— Amhurst, Nicholas (1697-1742)

Place of Publication
Printed for E. Curll
"Conscience is at best a doubtful Light"
Metaphor in Context
But most those learned Pages we admire,
(For so our Int'rest and our Cause inspire)
Where, with consummate, controversial Strength,
You treat of Church Authority at length.
In that main Point exactly We agree,
And Bellarmine himself might yield to Thee.
Well do'st thou plead for undisputed Pow'r;
The Church, if once that ceases, is no more:
Power is the Cement of Religious Truth,
And from Division awes the roving Youth:
Power can old Modes restore, or new ones make,
And claim Submission for Submission's sake;
Power can alone uphold th'implicit Cause,
And gain Belief to unexamin'd Laws;
Power can alone our Unity increase,
And sooth the stubborn Schismatic to Peace;
Power can enforce that Faith, which first it made,
And Conscience from its strongest Bent dissuade.
(From wild to wild unguided Conscience strays,
And wanders on in her erroneous Maze.)
Your true, staunch Churchman disbelieves his Mind,
And trusts to the Decisions of Mankind;
He, blindly, Faith at second hand receives,
And not in Jesus, but the Priest believes.
He piques not of himself with haughty Pride,
Nor boasts the Dictates of an inward Guide;
Nor in his Heart erects a Conscience-Throne,
But models, by the Standard Faith, his own:
Since Conscience is at best a doubtful Light;
But Priests are, by their Office, in the Right.
2 entries in ESTC (1718, 1720).

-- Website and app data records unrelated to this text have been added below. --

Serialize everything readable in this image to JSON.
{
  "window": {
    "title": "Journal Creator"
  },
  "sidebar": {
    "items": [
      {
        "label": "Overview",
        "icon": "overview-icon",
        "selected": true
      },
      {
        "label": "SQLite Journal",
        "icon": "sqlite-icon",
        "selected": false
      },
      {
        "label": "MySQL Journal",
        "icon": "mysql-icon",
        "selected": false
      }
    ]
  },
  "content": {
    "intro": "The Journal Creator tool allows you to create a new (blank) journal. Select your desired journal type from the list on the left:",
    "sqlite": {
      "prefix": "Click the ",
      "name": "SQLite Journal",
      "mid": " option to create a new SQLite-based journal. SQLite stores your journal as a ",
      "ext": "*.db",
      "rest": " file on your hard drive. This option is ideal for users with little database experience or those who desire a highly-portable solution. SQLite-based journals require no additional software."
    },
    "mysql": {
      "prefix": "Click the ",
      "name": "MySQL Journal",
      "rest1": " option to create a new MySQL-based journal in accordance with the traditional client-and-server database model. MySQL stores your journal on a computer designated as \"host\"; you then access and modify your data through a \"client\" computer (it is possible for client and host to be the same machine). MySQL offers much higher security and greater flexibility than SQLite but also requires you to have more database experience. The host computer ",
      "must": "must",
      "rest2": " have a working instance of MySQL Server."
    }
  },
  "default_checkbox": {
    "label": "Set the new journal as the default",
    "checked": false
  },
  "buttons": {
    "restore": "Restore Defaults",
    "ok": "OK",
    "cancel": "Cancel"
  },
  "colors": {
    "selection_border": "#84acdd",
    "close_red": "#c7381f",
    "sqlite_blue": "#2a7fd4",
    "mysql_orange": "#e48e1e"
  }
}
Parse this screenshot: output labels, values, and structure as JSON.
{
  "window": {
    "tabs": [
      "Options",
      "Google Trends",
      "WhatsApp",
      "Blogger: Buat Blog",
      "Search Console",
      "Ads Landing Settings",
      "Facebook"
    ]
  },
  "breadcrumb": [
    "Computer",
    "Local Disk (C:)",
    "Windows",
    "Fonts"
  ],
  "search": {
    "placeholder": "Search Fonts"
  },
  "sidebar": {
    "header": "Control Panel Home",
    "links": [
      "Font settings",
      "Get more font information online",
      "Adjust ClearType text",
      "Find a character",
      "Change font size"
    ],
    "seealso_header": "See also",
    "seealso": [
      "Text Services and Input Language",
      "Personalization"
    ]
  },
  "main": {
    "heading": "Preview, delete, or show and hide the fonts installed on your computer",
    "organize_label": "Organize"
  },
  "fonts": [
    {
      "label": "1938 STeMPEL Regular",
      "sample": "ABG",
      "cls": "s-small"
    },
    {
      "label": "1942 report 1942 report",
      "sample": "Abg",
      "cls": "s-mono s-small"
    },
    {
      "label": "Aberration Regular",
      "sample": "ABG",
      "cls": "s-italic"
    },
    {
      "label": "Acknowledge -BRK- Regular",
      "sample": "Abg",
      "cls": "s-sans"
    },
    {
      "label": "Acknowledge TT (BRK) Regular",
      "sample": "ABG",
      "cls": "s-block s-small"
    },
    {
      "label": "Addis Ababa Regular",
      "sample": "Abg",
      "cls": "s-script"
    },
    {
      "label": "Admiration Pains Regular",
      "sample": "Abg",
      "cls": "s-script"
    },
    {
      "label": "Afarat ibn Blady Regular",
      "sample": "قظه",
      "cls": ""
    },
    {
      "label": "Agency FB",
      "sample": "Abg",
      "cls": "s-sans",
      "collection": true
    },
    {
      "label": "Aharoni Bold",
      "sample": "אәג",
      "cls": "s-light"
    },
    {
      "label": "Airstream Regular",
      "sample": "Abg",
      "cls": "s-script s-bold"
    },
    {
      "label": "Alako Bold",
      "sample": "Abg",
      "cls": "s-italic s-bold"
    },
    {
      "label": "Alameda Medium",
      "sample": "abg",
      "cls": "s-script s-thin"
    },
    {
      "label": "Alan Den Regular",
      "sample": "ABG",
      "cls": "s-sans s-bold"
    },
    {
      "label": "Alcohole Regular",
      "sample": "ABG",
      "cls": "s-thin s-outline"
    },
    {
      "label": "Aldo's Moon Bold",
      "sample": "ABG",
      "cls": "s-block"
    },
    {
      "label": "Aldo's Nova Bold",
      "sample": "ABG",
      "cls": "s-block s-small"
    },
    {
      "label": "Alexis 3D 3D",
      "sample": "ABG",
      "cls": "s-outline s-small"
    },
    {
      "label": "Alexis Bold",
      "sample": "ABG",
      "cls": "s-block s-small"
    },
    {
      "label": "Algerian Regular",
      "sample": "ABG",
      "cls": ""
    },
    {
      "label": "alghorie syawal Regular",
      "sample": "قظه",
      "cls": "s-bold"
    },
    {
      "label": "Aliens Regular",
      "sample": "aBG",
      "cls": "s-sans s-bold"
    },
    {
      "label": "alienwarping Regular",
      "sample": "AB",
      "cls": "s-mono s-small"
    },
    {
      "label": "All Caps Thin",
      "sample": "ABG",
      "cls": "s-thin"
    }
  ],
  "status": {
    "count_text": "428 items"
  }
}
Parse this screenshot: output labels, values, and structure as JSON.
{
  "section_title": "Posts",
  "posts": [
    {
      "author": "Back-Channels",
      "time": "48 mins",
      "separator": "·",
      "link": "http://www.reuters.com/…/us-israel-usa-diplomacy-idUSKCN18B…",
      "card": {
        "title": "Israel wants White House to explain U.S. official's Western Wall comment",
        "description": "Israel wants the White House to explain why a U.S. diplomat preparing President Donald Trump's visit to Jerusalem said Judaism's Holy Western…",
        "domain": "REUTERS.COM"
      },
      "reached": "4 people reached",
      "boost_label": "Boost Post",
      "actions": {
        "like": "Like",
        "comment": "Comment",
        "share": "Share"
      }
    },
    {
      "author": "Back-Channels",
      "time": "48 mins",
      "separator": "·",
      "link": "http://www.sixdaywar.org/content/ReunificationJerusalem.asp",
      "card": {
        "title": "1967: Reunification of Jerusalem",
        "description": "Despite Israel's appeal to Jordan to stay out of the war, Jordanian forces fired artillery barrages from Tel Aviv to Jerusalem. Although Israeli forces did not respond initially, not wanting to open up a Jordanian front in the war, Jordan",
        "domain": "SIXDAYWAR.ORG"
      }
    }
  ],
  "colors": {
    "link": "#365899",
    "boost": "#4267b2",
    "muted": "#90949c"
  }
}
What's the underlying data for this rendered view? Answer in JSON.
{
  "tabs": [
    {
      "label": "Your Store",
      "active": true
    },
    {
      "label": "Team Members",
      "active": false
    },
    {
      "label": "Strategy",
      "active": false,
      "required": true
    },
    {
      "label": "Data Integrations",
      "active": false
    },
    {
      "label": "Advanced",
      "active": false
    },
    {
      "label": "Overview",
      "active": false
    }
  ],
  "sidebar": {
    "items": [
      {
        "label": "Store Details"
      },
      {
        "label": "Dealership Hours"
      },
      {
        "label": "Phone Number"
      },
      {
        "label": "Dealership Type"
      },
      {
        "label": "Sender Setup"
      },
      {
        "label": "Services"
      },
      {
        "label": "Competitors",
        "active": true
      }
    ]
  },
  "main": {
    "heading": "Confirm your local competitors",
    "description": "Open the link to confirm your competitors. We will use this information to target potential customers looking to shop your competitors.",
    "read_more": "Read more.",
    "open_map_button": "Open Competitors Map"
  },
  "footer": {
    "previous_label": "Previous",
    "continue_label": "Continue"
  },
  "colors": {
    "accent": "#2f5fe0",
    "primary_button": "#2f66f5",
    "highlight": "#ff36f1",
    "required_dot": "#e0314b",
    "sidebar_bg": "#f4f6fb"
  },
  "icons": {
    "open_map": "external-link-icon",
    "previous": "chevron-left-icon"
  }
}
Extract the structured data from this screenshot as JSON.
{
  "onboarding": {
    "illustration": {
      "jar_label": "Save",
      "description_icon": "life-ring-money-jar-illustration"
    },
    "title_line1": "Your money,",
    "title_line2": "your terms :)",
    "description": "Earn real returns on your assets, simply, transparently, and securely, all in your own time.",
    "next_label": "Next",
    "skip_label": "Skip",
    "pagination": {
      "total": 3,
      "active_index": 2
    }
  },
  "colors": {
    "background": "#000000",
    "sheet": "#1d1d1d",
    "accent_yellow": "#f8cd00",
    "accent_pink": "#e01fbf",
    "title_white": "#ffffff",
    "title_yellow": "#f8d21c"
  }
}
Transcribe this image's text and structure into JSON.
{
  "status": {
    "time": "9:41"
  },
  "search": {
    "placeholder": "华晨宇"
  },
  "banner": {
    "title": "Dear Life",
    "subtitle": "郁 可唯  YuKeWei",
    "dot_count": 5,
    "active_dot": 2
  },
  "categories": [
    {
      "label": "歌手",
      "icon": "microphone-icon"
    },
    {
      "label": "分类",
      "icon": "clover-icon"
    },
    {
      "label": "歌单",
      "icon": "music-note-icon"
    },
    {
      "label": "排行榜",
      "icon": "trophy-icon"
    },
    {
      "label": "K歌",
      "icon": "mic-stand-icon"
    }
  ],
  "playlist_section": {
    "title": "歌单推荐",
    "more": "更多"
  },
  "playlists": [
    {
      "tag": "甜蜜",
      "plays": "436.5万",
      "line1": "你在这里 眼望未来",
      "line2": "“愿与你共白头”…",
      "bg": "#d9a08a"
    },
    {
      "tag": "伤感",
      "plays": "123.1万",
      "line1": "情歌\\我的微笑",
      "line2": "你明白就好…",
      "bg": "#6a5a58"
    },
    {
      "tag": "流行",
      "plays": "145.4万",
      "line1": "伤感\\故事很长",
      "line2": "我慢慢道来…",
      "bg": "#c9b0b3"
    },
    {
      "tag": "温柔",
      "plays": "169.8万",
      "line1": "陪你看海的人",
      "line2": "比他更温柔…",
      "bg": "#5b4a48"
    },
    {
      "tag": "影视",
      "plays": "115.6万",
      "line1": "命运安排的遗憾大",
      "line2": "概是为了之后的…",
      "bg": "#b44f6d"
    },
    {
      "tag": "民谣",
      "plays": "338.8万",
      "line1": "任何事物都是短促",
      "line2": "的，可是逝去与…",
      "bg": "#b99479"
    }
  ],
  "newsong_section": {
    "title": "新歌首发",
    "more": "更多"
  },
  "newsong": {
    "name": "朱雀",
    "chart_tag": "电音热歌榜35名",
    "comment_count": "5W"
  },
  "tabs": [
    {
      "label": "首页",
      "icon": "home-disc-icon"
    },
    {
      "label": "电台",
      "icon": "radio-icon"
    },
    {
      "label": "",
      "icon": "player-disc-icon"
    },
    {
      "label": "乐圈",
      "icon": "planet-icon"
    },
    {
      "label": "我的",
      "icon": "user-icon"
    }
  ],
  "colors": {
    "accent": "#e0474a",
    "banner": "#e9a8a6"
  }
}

See Congratulatory Epistle from His Holiness the Pope, to the Reverend Dr. Snape. Faithfully Translated from the Latin Original Into English Verse. by the Author of Protestant Popery (London: Printed for E. Curll, 1718). <Link to ESTC>
Date of Entry

The Mind is a Metaphor is authored by Brad Pasanek, Assistant Professor of English, University of Virginia.